Filter the entries for the word "amara". Copy each line that has it.

(Dataset records)
┄┄┄┄┄┄┄┄┄┄┄┄┄┄┄┄┄┄┄┄

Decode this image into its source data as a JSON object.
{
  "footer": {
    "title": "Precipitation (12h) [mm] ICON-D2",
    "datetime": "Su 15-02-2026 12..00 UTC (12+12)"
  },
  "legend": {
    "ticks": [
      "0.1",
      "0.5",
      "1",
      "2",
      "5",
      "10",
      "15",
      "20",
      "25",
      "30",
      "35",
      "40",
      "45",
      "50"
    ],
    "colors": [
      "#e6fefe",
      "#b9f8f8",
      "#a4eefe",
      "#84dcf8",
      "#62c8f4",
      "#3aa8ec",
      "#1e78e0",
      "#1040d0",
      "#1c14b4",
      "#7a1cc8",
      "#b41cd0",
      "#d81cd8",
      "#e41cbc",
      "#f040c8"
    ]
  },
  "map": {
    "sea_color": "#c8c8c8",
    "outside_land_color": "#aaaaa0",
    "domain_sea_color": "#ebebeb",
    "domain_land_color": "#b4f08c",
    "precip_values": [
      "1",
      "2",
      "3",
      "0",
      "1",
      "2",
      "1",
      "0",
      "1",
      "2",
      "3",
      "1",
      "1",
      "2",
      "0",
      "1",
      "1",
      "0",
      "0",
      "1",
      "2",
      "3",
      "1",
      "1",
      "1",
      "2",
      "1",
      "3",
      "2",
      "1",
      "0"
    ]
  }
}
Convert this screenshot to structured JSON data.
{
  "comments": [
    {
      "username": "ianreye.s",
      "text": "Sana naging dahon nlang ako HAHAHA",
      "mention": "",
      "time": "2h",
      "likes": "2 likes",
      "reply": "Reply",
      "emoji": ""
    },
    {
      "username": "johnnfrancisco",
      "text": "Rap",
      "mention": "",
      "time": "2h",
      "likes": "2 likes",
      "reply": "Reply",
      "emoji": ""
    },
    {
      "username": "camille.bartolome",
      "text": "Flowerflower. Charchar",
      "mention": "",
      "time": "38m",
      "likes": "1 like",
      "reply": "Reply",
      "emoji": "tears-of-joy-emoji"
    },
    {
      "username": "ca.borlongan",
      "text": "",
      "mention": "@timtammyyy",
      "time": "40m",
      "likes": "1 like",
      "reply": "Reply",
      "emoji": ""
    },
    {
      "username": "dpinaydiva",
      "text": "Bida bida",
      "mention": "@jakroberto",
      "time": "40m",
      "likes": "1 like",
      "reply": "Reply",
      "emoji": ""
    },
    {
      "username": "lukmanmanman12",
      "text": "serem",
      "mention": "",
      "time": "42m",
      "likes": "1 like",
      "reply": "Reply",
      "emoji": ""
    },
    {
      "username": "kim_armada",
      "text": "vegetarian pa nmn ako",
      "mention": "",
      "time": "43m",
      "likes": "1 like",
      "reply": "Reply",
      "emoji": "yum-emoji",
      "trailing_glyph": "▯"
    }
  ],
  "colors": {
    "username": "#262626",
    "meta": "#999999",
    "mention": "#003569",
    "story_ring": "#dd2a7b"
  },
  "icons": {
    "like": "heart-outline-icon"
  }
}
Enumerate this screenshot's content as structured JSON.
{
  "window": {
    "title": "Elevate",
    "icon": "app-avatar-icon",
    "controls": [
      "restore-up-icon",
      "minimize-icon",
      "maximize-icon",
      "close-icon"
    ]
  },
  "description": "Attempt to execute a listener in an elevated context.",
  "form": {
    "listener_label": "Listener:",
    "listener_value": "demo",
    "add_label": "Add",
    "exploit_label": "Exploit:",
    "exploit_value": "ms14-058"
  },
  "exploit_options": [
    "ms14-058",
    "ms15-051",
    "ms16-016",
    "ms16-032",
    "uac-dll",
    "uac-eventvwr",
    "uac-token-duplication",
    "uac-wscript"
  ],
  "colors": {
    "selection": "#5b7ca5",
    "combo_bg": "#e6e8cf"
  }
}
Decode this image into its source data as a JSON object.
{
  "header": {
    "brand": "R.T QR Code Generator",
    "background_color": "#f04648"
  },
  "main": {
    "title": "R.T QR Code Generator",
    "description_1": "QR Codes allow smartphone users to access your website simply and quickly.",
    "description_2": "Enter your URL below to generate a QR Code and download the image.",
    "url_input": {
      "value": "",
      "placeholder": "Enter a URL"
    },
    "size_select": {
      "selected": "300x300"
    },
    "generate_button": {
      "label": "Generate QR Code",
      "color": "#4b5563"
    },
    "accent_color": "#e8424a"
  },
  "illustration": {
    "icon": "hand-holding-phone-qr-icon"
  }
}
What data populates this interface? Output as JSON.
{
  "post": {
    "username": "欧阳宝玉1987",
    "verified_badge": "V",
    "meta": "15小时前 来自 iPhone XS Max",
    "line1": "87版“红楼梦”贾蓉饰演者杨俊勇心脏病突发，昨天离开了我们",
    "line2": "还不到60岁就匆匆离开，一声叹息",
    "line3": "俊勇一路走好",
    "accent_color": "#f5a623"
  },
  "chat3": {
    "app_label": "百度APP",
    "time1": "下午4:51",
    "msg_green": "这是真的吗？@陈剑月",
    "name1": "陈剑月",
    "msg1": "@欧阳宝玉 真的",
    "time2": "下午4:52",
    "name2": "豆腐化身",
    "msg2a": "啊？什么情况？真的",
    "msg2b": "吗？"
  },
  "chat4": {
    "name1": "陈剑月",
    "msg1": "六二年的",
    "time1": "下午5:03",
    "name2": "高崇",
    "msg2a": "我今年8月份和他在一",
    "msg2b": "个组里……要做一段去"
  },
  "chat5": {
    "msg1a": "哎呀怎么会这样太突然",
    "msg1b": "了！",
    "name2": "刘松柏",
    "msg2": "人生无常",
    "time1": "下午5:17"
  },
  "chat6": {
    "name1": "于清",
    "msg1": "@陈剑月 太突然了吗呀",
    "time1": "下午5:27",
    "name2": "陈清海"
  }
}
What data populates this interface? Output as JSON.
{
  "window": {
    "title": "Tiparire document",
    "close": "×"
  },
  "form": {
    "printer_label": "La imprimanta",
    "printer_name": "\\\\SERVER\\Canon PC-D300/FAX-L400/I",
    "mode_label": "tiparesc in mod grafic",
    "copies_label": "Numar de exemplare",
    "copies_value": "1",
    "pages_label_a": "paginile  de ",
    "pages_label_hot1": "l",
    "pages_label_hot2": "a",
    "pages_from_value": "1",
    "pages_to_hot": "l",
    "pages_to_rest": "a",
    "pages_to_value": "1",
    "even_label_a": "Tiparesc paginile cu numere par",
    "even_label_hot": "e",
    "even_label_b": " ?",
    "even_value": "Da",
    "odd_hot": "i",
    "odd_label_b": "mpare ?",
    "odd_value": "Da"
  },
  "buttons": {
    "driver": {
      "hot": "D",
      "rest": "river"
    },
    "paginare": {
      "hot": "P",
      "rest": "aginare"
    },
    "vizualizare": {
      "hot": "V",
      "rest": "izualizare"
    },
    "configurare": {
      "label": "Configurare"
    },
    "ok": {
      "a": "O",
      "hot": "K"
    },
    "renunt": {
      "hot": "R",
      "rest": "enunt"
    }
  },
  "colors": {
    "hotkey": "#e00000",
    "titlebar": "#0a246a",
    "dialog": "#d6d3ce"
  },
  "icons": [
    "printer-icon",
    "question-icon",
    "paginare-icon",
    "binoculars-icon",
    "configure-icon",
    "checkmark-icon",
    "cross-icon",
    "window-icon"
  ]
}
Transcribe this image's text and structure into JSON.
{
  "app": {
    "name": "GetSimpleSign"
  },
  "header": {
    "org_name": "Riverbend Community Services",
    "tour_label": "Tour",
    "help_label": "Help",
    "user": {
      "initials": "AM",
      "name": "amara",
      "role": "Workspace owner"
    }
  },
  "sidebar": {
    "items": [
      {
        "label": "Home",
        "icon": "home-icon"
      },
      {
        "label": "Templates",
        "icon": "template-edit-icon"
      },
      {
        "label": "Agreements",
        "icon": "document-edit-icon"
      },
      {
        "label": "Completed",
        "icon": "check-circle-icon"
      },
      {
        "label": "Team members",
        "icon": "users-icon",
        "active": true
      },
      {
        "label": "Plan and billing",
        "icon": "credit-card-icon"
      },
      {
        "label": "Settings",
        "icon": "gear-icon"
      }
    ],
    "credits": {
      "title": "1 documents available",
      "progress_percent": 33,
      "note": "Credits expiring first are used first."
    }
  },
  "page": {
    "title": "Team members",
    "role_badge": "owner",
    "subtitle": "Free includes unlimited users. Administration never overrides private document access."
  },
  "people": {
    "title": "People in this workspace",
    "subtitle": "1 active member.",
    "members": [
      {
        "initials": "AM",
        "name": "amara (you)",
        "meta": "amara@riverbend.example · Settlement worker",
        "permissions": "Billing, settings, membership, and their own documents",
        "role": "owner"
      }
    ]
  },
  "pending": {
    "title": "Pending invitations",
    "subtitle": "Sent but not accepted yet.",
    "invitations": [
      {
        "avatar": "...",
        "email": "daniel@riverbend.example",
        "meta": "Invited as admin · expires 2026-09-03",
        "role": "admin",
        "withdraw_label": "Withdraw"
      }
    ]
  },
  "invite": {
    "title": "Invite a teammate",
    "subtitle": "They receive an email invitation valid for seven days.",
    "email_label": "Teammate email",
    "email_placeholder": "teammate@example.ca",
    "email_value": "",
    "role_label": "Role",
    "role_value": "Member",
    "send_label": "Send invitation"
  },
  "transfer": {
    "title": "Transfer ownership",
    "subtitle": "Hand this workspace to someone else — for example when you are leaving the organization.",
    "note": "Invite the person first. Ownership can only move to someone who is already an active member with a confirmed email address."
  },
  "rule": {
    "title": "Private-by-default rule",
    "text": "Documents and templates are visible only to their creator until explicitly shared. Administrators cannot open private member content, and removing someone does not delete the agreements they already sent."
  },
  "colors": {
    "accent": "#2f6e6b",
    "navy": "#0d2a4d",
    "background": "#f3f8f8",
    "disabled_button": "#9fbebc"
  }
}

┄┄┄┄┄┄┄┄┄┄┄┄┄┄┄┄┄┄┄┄

## [ANSWER BOX]
      "name": "amara",
        "name": "amara (you)",
        "meta": "amara@riverbend.example · Settlement worker",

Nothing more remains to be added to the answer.